Jeffrey Liebman, a former Obama administration official who is now at the Harvard Kennedy School of Government, has authored a paper that brings together some of the disparate strings of evidence-based policy and performance management.
The paper, Using Data to Make More Rapid Progress in Addressing Difficult U.S. Social Problems, includes a fairly explicit criticism of evidence-based policy as it is commonly understood. But it also proposes a practical solution to some of its limitations that is based on his work at Harvard’s Government Performance Lab.
Liebman begins by acknowledging recent advances in the evidence-based policy.
In our [Harvard Government Performance Lab] work, we have found that in every state and local government social service agency with which we have worked there are multiple officials who understand that some interventions in their field are “evidence based” and others are not. Moreover, although I am not aware of any comprehensive time series on the number of rigorous impact evaluations of U.S. social policy interventions completed per year, it certainly appears that the pace at which evaluation evidence is being developed is increasing.
But he quickly shifts to some practical criticisms of this approach:

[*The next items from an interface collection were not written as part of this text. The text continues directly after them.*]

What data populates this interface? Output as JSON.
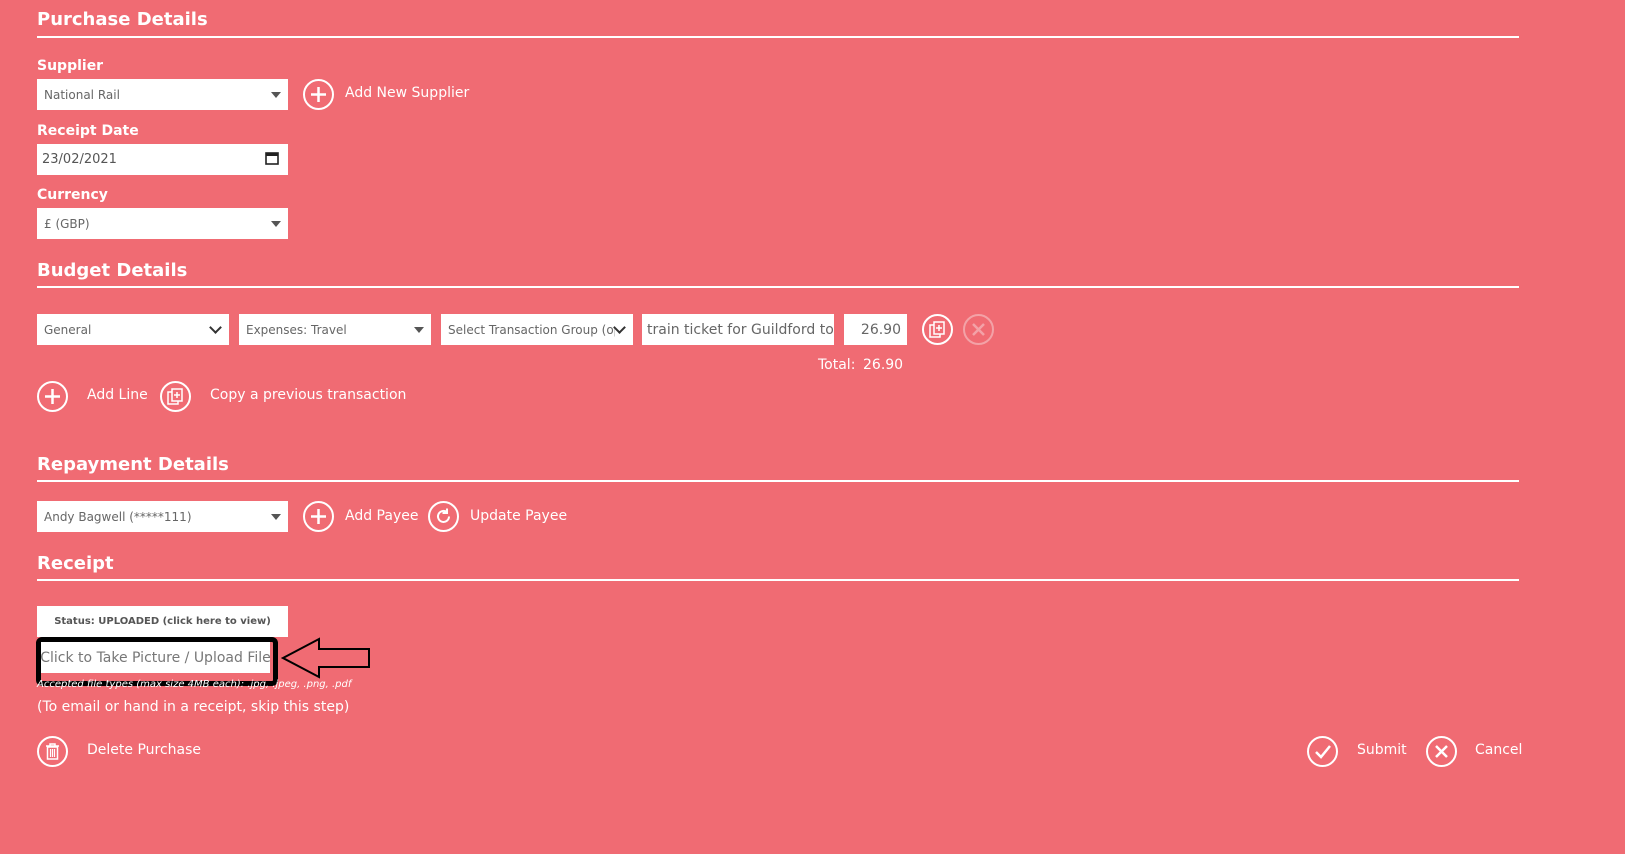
{
  "purchase": {
    "title": "Purchase Details",
    "supplier_label": "Supplier",
    "supplier_value": "National Rail",
    "add_supplier": "Add New Supplier",
    "receipt_date_label": "Receipt Date",
    "receipt_date_value": "23/02/2021",
    "currency_label": "Currency",
    "currency_value": "£ (GBP)"
  },
  "budget": {
    "title": "Budget Details",
    "line": {
      "budget": "General",
      "category": "Expenses: Travel",
      "transaction_group": "Select Transaction Group (op",
      "description": "train ticket for Guildford to L",
      "amount": "26.90"
    },
    "total_label": "Total:",
    "total_value": "26.90",
    "add_line": "Add Line",
    "copy_previous": "Copy a previous transaction"
  },
  "repayment": {
    "title": "Repayment Details",
    "payee_value": "Andy Bagwell (*****111)",
    "add_payee": "Add Payee",
    "update_payee": "Update Payee"
  },
  "receipt": {
    "title": "Receipt",
    "status_button": "Status: UPLOADED (click here to view)",
    "upload_button": "Click to Take Picture / Upload File",
    "accepted_types": "Accepted file types (max size 4MB each): .jpg, .jpeg, .png, .pdf",
    "skip_note": "(To email or hand in a receipt, skip this step)"
  },
  "actions": {
    "delete": "Delete Purchase",
    "submit": "Submit",
    "cancel": "Cancel"
  },
  "colors": {
    "background": "#f06b73",
    "highlight_border": "#000000"
  },
  "icons": [
    "plus-circle-icon",
    "calendar-icon",
    "copy-icon",
    "close-icon",
    "refresh-icon",
    "trash-icon",
    "check-icon",
    "arrow-left-icon"
  ]
}
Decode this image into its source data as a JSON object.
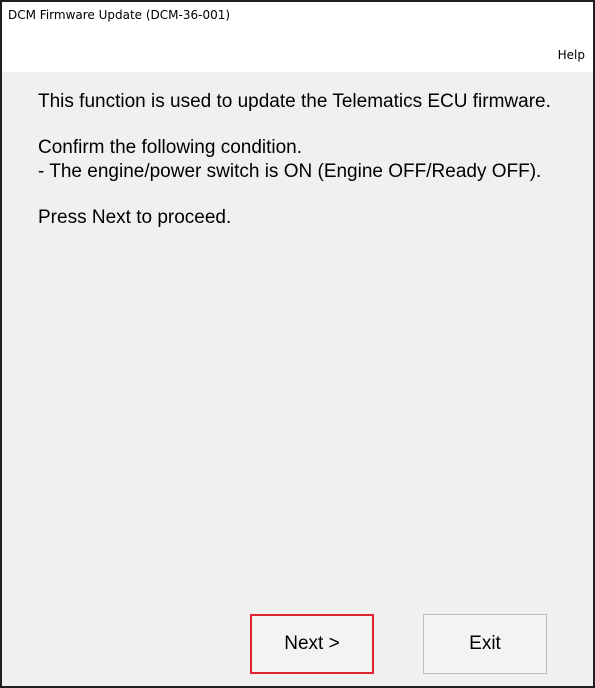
{
  "window": {
    "title": "DCM Firmware Update (DCM-36-001)"
  },
  "menu": {
    "help_label": "Help"
  },
  "content": {
    "paragraphs": [
      "This function is used to update the Telematics ECU firmware.",
      "Confirm the following condition.\n- The engine/power switch is ON (Engine OFF/Ready OFF).",
      "Press Next to proceed."
    ]
  },
  "buttons": {
    "next_label": "Next >",
    "exit_label": "Exit",
    "highlight_color": "#e0242f"
  }
}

And yet all of this momentum does not seem to be enough to move the dial on challenging social problems. Part of the problem is that we need a lot more innovation, experimentation, and evidence — at least 20 times what we are currently producing. Most evaluations of social programs find disappointing results, and a large portion of programs that look successful in an initial evaluation fail in replication. So we need to innovate and test at a much more rapid pace. Another part of the problem is that even when successful interventions are discovered governments don’t fund them at scale. Yet another part of the problem is that evidence becomes stale very quickly. … Finally, even the best models can fail when delivered on a large scale if staff quality and other implementation details are not sustained at the level of the original experiment.
He then proposes a broader approach:
Impact evaluations, while extremely valuable, are a relatively small portion of the hard work that needs to be done with data and data analysis if we are going to move the dial on difficult social problems. Human service agencies need to be making greater use of data and analysis throughout their operations. Moreover, the rhetoric about using evidence to find out “what works” orients policy makers incorrectly toward thinking that program effectiveness is a static concept and that the budget process is the primary way to achieve greater effectiveness.
Instead, political leaders should be reviewing data on whether programs are doing better this month than last month (or this year than last year) and holding agencies accountable for re-engineering their processes and those of their contractors to produce continually rising performance trends over time.
To do this, Liebman proposes a solution he calls “active contract management,” which combines “high frequency review of data and regular collaborative meetings between government agency staff and service providers.” The process includes the following four steps, which he proposes for state governments:
- Identifying a target population and hypotheses about policy interventions that could potentially affect the policy issue in question;
- Using data on risk levels and intervention cost effectiveness to refer the right people to the right services;
- Tracking services in real time and collaborating with service providers; and
- Annually comparing outcomes for individuals referred to different services to make decisions about how to allocate resources and adjust referrals.
The core of the process is data-driven performance-based management, a technique that has been promoted by his colleague Bob Behn at Harvard and Harry Hatry at the Urban Institute, among others.
Liebman acknowledges some of the challenges in data-driven decision making, but believes they can be resolved.
These sorts of comparisons are not always straightforward. Results need to be adjusted to account for differences in the populations being served by different providers. Otherwise, providers who target the most difficult cases will be penalized. And short of randomization, there is no way to adjust for differences that are not measured in available data.
But quite often there are opportunities to use regression-discontinuity strategies to compare outcomes for people just above and below thresholds for referral to services, and there are opportunities to replace idiosyncratic referral processes with deliberate ones that involve randomization so as to facilitate comparisons of relative effectiveness. Moreover, even when only unadjusted outcomes by service type can be calculated, they can be quite revealing.
Liebman goes on to propose a variety ways to address some human capital and other barriers to the approach, including providing technical assistance and developing an initial cadre of high-performing human service agencies that could serve as models. He also proposes expanding the technique to break down silos and address social issues more holistically, citing the Strive Partnership as a model.
Will the technique work? Liebman is not certain, but he believes it could. He concludes:
[O]ur current mechanisms for funding and evaluating social programs do not produce a culture of continuous learning and improvement, nor do they generate opportunities for fundamental reengineering of systems to produce better results. … My conjecture is that if we take advantage of the great expansion in the availability of data and analysis tools to
actually try to move the dial on social problems in a data-driven, outcomes-focused way, we might find that we succeed.